*** Block opens ***

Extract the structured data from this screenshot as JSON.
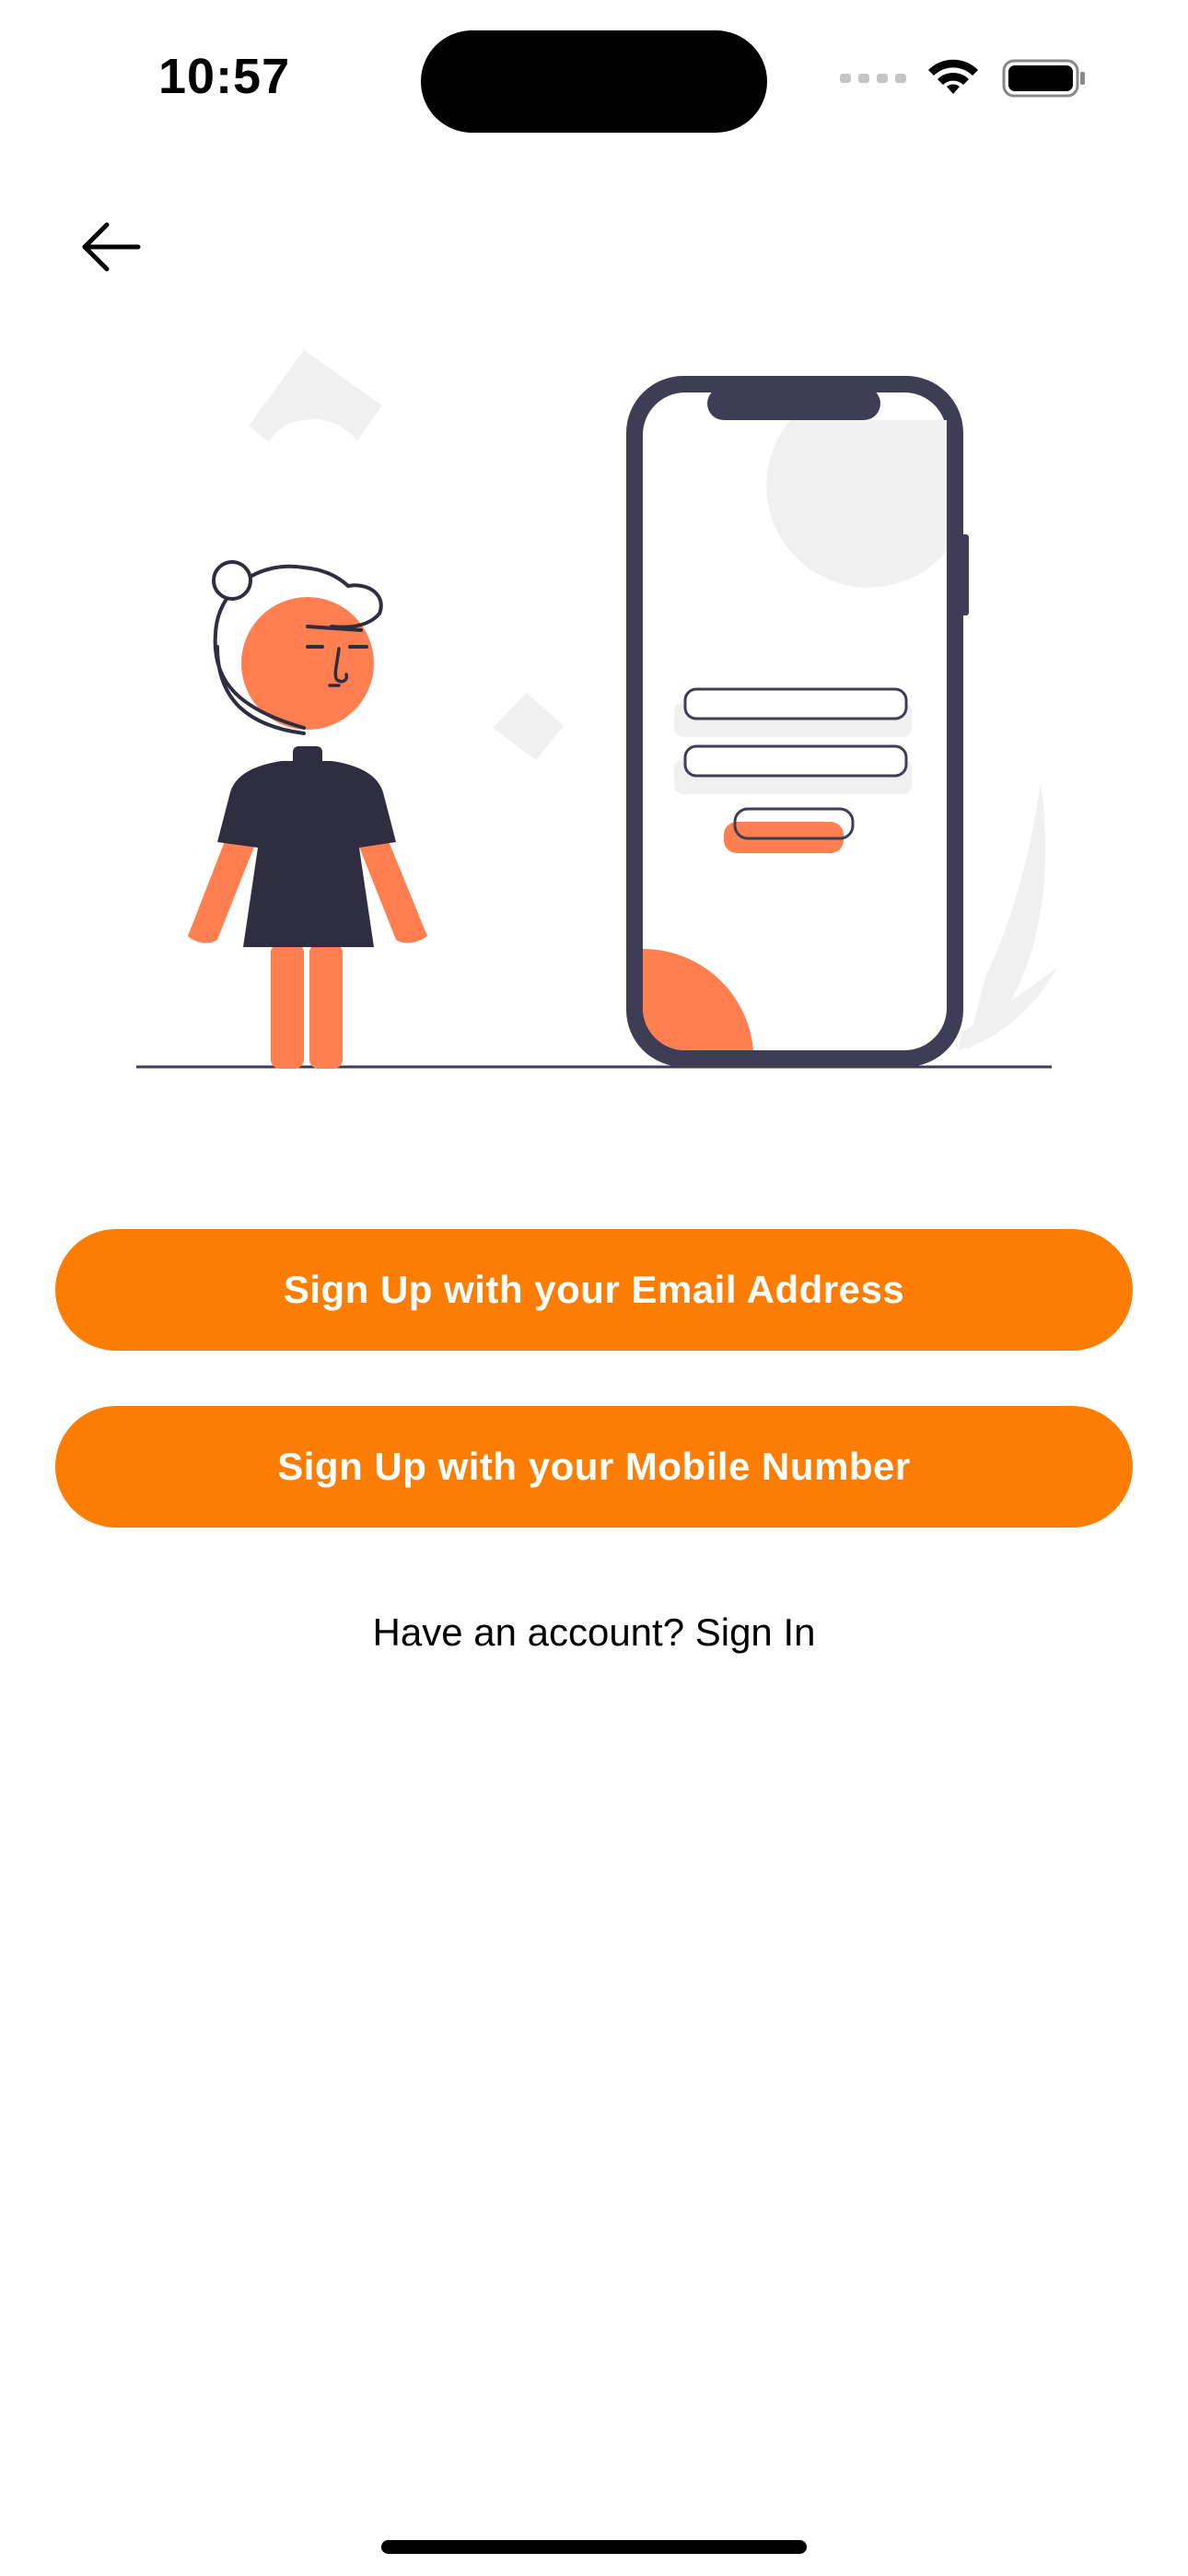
{
  "status_bar": {
    "time": "10:57"
  },
  "navigation": {
    "back_icon": "arrow-left-icon"
  },
  "illustration": {
    "icon": "person-with-phone-login-illustration",
    "colors": {
      "accent": "#ff7f50",
      "dark": "#3f3d56",
      "light": "#f0f0f0"
    }
  },
  "actions": {
    "email_signup_label": "Sign Up with your Email Address",
    "mobile_signup_label": "Sign Up with your Mobile Number",
    "signin_text": "Have an account? Sign In"
  },
  "theme": {
    "button_color": "#fd7d02",
    "button_text_color": "#ffffff"
  }
}
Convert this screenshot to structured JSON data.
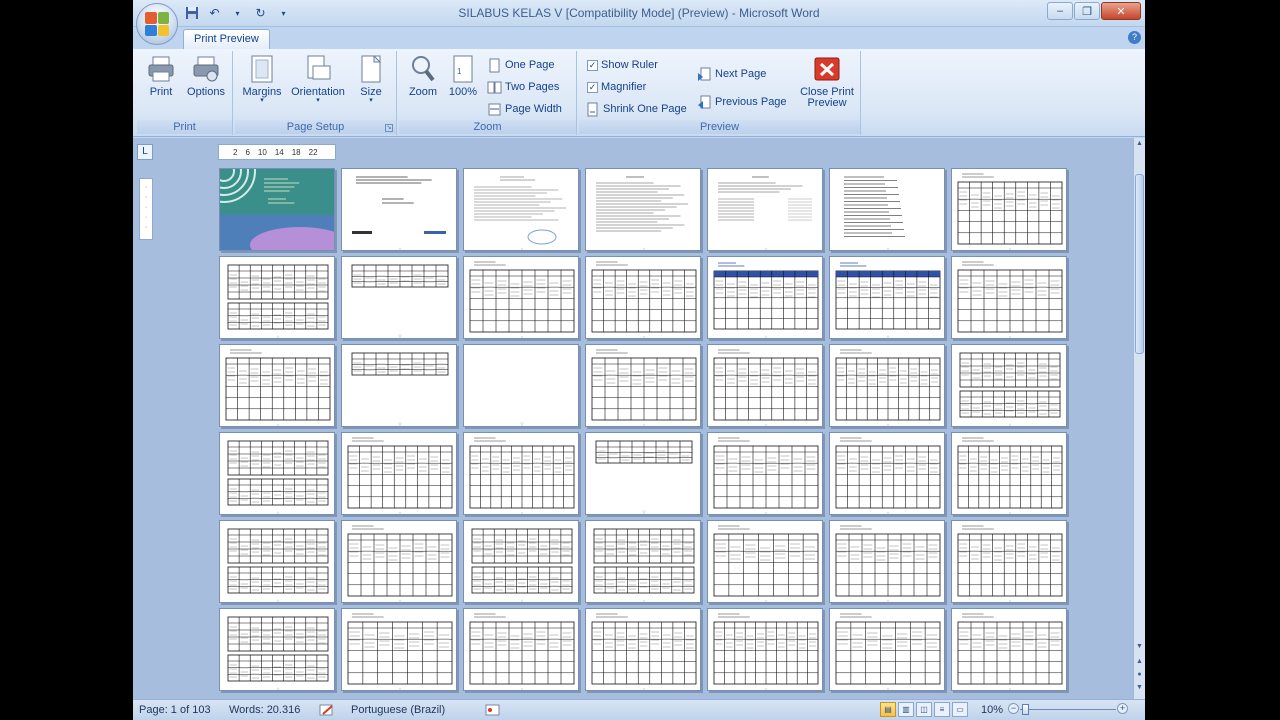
{
  "window": {
    "title": "SILABUS KELAS V [Compatibility Mode] (Preview) - Microsoft Word",
    "controls": [
      "–",
      "❐",
      "✕"
    ]
  },
  "tabs": {
    "active": "Print Preview"
  },
  "ribbon": {
    "print_group": {
      "label": "Print",
      "print_btn": "Print",
      "options_btn": "Options"
    },
    "page_setup_group": {
      "label": "Page Setup",
      "margins_btn": "Margins",
      "orientation_btn": "Orientation",
      "size_btn": "Size"
    },
    "zoom_group": {
      "label": "Zoom",
      "zoom_btn": "Zoom",
      "pct_btn": "100%",
      "one_page": "One Page",
      "two_pages": "Two Pages",
      "page_width": "Page Width"
    },
    "preview_group": {
      "label": "Preview",
      "show_ruler": "Show Ruler",
      "magnifier": "Magnifier",
      "shrink_one_page": "Shrink One Page",
      "next_page": "Next Page",
      "previous_page": "Previous Page",
      "close_line1": "Close Print",
      "close_line2": "Preview",
      "show_ruler_checked": true,
      "magnifier_checked": true
    }
  },
  "ruler": {
    "ruler_toggle": "L",
    "ticks": [
      "2",
      "6",
      "10",
      "14",
      "18",
      "22"
    ]
  },
  "pages": {
    "rows": 6,
    "cols": 7,
    "first_page_type": "cover",
    "page_types": [
      "cover",
      "title",
      "letter",
      "text",
      "list",
      "outline",
      "table",
      "table2",
      "table-top",
      "table",
      "table",
      "table-blue",
      "table-blue",
      "table",
      "table",
      "table-top",
      "blank",
      "table",
      "table",
      "table",
      "table2",
      "table2",
      "table",
      "table",
      "table-top",
      "table",
      "table",
      "table",
      "table2",
      "table",
      "table2",
      "table2",
      "table",
      "table",
      "table",
      "table2",
      "table",
      "table",
      "table",
      "table",
      "table",
      "table"
    ]
  },
  "status": {
    "page": "Page: 1 of 103",
    "words": "Words: 20.316",
    "language": "Portuguese (Brazil)",
    "zoom": "10%",
    "zoom_level_fraction": 0.1
  },
  "colors": {
    "ribbon_text": "#15428b",
    "doc_background": "#a6bddd",
    "cover_teal": "#3a8f8a",
    "table_blue": "#2f52a8"
  }
}
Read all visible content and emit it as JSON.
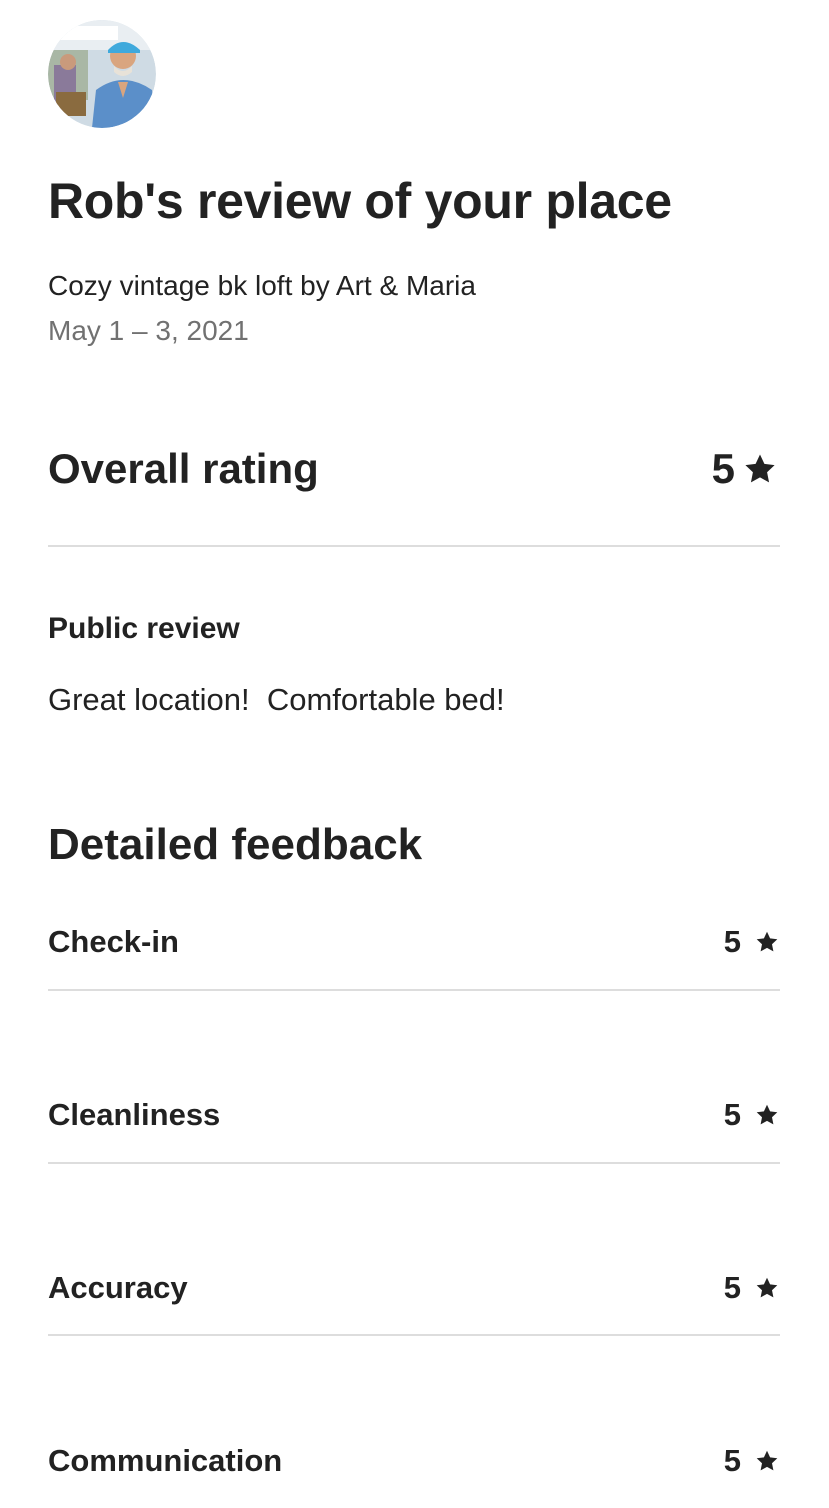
{
  "review": {
    "title": "Rob's review of your place",
    "listing": "Cozy vintage bk loft by Art & Maria",
    "dates": "May 1 – 3, 2021"
  },
  "overall": {
    "label": "Overall rating",
    "value": "5",
    "icon": "star-icon"
  },
  "public_review": {
    "title": "Public review",
    "text": "Great location!  Comfortable bed!"
  },
  "detailed": {
    "title": "Detailed feedback",
    "items": [
      {
        "label": "Check-in",
        "value": "5"
      },
      {
        "label": "Cleanliness",
        "value": "5"
      },
      {
        "label": "Accuracy",
        "value": "5"
      },
      {
        "label": "Communication",
        "value": "5"
      }
    ]
  },
  "colors": {
    "text": "#222222",
    "secondary": "#717171",
    "divider": "#dddddd",
    "avatar_shirt": "#5b8fc9",
    "avatar_cap": "#3fa9dc"
  }
}
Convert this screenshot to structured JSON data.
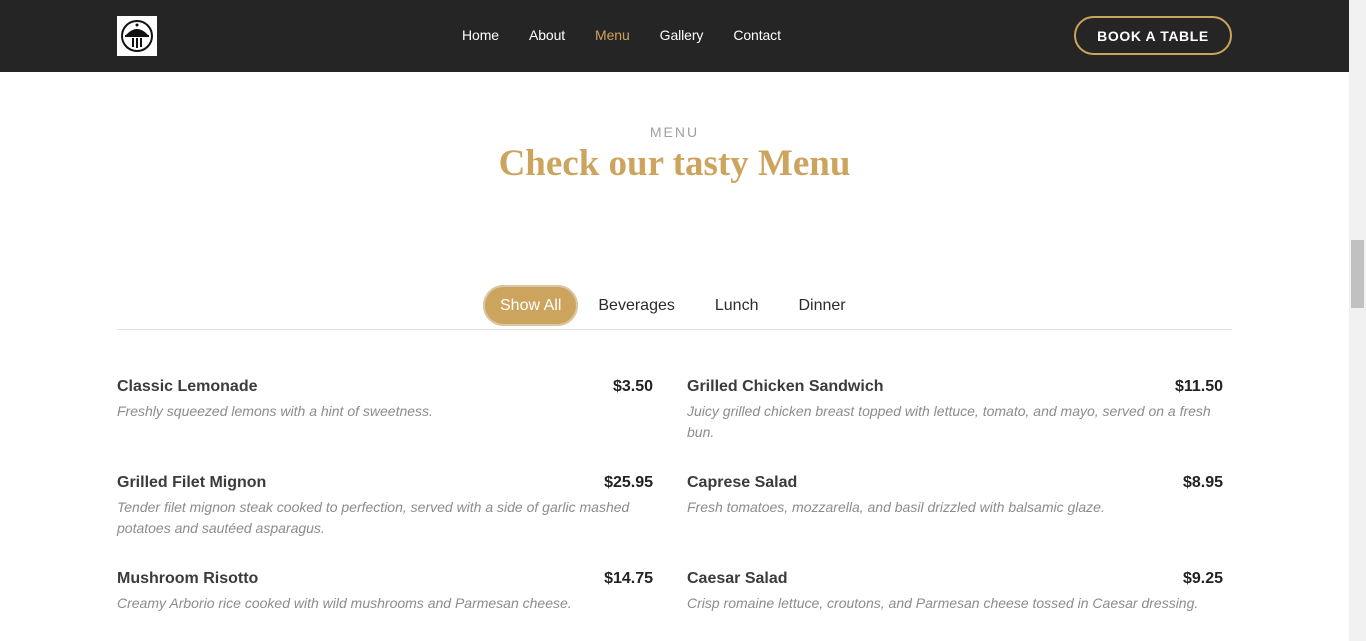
{
  "header": {
    "logo_icon": "restaurant-cloche-icon",
    "nav": [
      {
        "label": "Home",
        "active": false
      },
      {
        "label": "About",
        "active": false
      },
      {
        "label": "Menu",
        "active": true
      },
      {
        "label": "Gallery",
        "active": false
      },
      {
        "label": "Contact",
        "active": false
      }
    ],
    "book_button": "BOOK A TABLE"
  },
  "section": {
    "label": "MENU",
    "title": "Check our tasty Menu"
  },
  "filters": [
    {
      "label": "Show All",
      "active": true
    },
    {
      "label": "Beverages",
      "active": false
    },
    {
      "label": "Lunch",
      "active": false
    },
    {
      "label": "Dinner",
      "active": false
    }
  ],
  "menu_items": [
    {
      "name": "Classic Lemonade",
      "price": "$3.50",
      "desc": "Freshly squeezed lemons with a hint of sweetness."
    },
    {
      "name": "Grilled Chicken Sandwich",
      "price": "$11.50",
      "desc": "Juicy grilled chicken breast topped with lettuce, tomato, and mayo, served on a fresh bun."
    },
    {
      "name": "Grilled Filet Mignon",
      "price": "$25.95",
      "desc": "Tender filet mignon steak cooked to perfection, served with a side of garlic mashed potatoes and sautéed asparagus."
    },
    {
      "name": "Caprese Salad",
      "price": "$8.95",
      "desc": "Fresh tomatoes, mozzarella, and basil drizzled with balsamic glaze."
    },
    {
      "name": "Mushroom Risotto",
      "price": "$14.75",
      "desc": "Creamy Arborio rice cooked with wild mushrooms and Parmesan cheese."
    },
    {
      "name": "Caesar Salad",
      "price": "$9.25",
      "desc": "Crisp romaine lettuce, croutons, and Parmesan cheese tossed in Caesar dressing."
    }
  ],
  "colors": {
    "accent": "#cda45e",
    "header_bg": "#252525"
  }
}
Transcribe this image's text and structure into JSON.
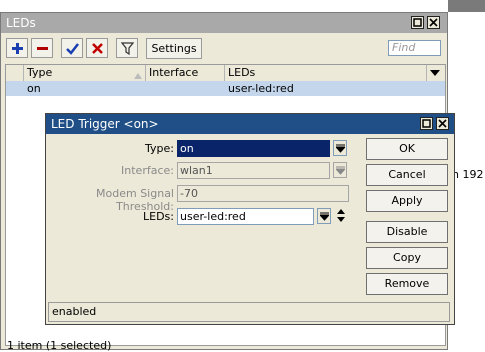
{
  "leds_window": {
    "title": "LEDs",
    "toolbar": {
      "add_icon": "plus-icon",
      "remove_icon": "minus-icon",
      "enable_icon": "check-icon",
      "disable_icon": "x-icon",
      "filter_icon": "filter-icon",
      "settings_label": "Settings",
      "find_placeholder": "Find"
    },
    "columns": [
      "Type",
      "Interface",
      "LEDs"
    ],
    "rows": [
      {
        "type": "on",
        "interface": "",
        "leds": "user-led:red"
      }
    ],
    "status": "1 item (1 selected)"
  },
  "background_fragment": {
    "text": "n 192"
  },
  "dialog": {
    "title": "LED Trigger <on>",
    "fields": {
      "type_label": "Type:",
      "type_value": "on",
      "interface_label": "Interface:",
      "interface_value": "wlan1",
      "modem_label": "Modem Signal Threshold:",
      "modem_value": "-70",
      "leds_label": "LEDs:",
      "leds_value": "user-led:red"
    },
    "buttons": [
      "OK",
      "Cancel",
      "Apply",
      "Disable",
      "Copy",
      "Remove"
    ],
    "status": "enabled"
  },
  "colors": {
    "selection": "#c3d6ec",
    "active_title": "#1f4f86",
    "inactive_title": "#a9a9a9",
    "dialog_selection": "#0a246a"
  }
}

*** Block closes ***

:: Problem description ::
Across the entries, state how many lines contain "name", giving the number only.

:: Exercise response ::
6